MAYFIELD, Ky.(Jan. 17, 2002)—Continental North America Inc. will increase tire production at its Mayfield factory by 2,000 units a day over the next two months in response to a new contract with Ford Motor Co. and several upcoming new tire introductions.
The production increase will mean the addition of about 65 hourly production jobs at the facility in varied positions from machine operator to tire builder, according to Ken Herndon, Conti´s human resources manager at the plant. That will bring total employment at Mayfield to 1,350, with 1,200 of those hourly production workers.
No new equipment will be needed to handle the increased production because Continental had continued to invest in the plant and actually had added some equipment in 2001 when a planned increase was tabled when the economy “went the other way,” he said. “We´re pretty much set with equipment. We just need the people.”

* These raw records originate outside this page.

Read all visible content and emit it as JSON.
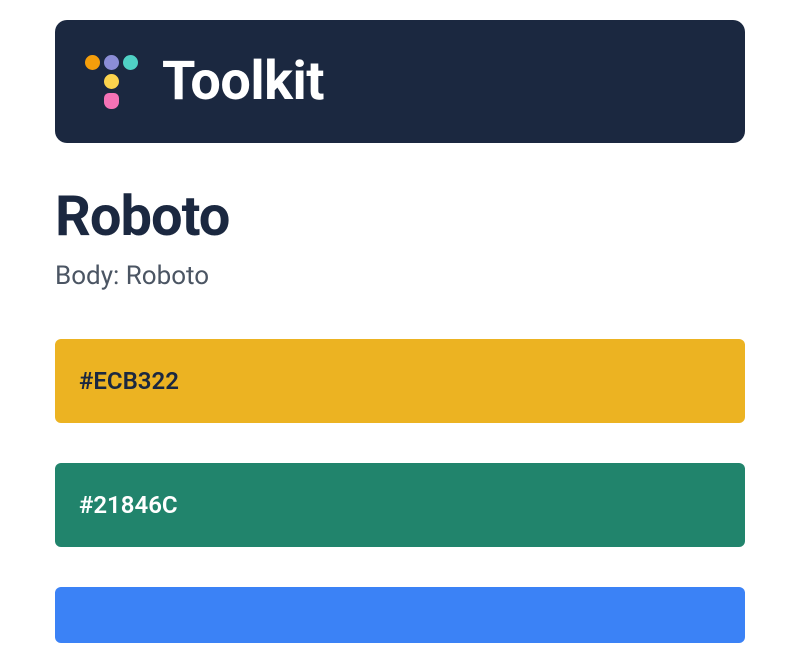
{
  "header": {
    "title": "Toolkit"
  },
  "typography": {
    "font_name": "Roboto",
    "body_label": "Body: Roboto"
  },
  "swatches": [
    {
      "hex": "#ECB322"
    },
    {
      "hex": "#21846C"
    }
  ]
}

Conti plans to add 1,000 tires a day in March and by May 1 start making the additional 1,000 tires for the daily ticket, he said. “That´s our schedule,” Mr. Herndon said. “That will give us time to get the new employees trained gradually over a period of time.”
After the production upgrade, Mayfield will manufacture about 20,000 passenger and light truck tires a day, he said.
The main impetus behind the expansion was word that Continental will be the sole tire supplier for the new 2003 Ford Expedition sport-utility vehicle that the auto maker is expected to launch in mid-2002. “We´re very pleased to be selected by Ford to source the new Expedition,” Mr. Herndon said. “We´re also pleased to be adding employees at a time when the economy isn´t doing so good.”
Conti also will be adding production because it plans to introduce five new broad market General and Continental brand tires and six private brand lines throughout 2002. “Some of those tires will be built in the Mayfield plant,” he said.
One person happy with the plans is Terry Beane, president of United Steelworkers of America Local 665, which represents the plant´s hourly workers. During a good part of 2001, the plant was shut down extra days to adjust for bulging tire inventories. “It´s good news, especially considering the times we´re living in right now," Mr. Beane said. "People were getting pretty frustrated with short workweeks.”
It also wasn´t too many years ago that the future of the Mayfield operation didn´t look promising. At one point, when workers had voted down a concession package Conti had threatened to downsize the facility. There was talk that the plant would go as low as 300 employees, but Mr. Beane said he didn´t think employment ever dropped below about 700.
Now, however, relations between labor and management are good, according to both Messr's Beane and Herndon, with the two sides working under a contract that doesn´t expire until 2006. “Good news is welcome in Mayfield,” Mr. Beane said.